● **TASK PROMPT**
Which lines in the records below contain the word "Folders"? Copy each one.

● **GIVEN DATA**
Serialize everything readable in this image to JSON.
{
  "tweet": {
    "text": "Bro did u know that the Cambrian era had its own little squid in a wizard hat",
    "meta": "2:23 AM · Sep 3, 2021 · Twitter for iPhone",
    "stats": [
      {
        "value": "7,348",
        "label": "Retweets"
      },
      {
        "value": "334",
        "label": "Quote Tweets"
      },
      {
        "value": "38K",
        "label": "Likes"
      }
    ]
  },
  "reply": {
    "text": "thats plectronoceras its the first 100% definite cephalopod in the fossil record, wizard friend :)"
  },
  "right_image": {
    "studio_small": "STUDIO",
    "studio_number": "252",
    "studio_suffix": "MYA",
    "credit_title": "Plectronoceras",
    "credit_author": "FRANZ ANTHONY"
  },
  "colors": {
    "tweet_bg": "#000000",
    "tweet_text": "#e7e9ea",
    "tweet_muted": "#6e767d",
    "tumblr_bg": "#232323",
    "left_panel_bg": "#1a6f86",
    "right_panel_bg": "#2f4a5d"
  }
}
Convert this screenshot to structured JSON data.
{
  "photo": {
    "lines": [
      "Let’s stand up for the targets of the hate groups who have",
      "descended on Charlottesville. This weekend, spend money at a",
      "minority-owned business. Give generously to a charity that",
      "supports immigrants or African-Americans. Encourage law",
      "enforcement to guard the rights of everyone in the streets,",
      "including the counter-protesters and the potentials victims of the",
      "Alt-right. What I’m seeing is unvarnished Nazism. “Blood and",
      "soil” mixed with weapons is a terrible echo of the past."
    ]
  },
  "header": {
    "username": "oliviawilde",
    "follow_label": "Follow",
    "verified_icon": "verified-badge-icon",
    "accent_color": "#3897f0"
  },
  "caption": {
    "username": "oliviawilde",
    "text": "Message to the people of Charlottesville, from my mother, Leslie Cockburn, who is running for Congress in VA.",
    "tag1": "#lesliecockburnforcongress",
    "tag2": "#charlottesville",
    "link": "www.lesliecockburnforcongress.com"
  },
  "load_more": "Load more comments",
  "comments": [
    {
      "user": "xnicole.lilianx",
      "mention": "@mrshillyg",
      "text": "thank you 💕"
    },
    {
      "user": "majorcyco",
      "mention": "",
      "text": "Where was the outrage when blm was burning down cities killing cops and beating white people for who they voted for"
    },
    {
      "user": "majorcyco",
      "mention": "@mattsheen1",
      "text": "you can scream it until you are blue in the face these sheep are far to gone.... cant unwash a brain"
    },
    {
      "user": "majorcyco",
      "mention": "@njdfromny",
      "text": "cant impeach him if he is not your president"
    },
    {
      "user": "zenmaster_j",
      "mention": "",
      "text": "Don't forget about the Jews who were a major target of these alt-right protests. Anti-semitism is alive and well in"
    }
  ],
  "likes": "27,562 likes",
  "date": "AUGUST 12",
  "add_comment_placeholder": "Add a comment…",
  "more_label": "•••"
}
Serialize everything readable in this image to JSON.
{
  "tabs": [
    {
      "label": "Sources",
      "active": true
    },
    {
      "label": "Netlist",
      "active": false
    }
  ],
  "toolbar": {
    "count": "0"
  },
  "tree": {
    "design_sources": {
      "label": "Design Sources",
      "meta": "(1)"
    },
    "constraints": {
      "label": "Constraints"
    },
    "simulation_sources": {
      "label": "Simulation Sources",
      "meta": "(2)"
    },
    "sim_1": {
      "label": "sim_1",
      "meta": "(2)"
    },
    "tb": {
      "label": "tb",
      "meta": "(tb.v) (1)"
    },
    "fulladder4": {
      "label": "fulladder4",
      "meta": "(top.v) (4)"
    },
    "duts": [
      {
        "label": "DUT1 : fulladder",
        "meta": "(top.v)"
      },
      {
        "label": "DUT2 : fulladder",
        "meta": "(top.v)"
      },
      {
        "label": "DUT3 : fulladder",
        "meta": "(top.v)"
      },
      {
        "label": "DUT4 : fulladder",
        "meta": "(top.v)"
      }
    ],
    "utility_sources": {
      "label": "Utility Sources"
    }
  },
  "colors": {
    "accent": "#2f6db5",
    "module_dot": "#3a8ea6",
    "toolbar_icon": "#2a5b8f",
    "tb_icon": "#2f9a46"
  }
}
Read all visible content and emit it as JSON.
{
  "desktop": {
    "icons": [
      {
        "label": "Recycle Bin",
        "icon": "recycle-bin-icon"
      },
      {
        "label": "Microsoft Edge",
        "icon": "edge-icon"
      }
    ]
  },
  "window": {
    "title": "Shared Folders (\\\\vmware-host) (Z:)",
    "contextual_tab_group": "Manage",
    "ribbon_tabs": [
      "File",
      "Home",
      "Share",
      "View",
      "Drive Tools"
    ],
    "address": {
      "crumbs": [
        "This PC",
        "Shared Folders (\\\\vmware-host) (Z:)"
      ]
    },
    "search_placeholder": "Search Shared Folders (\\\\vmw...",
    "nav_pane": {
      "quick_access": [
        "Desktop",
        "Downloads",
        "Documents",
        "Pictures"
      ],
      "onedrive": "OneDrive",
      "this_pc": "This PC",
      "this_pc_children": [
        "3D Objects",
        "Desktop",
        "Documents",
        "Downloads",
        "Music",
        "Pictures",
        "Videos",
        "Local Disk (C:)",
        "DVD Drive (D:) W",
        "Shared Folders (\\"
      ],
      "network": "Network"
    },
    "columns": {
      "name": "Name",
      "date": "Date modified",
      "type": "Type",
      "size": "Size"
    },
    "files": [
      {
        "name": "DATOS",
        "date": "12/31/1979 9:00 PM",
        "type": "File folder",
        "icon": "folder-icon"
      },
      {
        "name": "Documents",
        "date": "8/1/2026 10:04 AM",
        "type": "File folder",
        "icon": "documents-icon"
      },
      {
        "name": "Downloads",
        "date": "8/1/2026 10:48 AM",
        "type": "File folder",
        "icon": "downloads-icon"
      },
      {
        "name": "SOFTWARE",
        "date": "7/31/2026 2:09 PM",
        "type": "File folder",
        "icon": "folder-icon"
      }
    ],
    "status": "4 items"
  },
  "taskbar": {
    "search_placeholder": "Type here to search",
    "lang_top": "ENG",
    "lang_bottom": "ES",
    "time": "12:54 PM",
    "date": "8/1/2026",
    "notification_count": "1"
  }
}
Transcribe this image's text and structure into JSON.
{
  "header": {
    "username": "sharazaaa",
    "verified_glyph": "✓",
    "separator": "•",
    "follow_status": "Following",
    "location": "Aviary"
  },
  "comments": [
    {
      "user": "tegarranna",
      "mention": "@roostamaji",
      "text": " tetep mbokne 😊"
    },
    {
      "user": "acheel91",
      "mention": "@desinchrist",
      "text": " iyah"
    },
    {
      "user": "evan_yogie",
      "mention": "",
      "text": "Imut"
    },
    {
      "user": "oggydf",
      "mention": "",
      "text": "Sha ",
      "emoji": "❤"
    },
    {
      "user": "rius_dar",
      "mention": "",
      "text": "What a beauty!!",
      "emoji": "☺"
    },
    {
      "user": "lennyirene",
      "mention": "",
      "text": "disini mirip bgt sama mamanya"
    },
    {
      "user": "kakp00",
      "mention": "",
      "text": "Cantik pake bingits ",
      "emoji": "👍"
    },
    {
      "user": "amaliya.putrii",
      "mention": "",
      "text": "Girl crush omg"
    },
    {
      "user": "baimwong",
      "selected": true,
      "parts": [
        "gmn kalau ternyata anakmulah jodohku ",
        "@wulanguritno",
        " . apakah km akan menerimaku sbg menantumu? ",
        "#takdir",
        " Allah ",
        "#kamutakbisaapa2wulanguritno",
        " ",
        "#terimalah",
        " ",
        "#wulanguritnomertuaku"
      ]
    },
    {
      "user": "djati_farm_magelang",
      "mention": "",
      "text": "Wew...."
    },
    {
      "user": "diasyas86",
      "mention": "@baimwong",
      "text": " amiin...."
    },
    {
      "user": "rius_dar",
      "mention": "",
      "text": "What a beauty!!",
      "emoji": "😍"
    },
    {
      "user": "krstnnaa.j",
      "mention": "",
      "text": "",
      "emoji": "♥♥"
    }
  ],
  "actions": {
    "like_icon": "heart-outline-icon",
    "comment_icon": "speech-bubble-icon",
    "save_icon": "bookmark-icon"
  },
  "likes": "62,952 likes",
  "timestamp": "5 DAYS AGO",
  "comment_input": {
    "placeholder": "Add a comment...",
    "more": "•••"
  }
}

● **SOLUTION FOR THIS PROBLEM**
    "title": "Shared Folders (\\\\vmware-host) (Z:)",
        "Shared Folders (\\\\vmware-host) (Z:)"
    "search_placeholder": "Search Shared Folders (\\\\vmw...",
        "Shared Folders (\\"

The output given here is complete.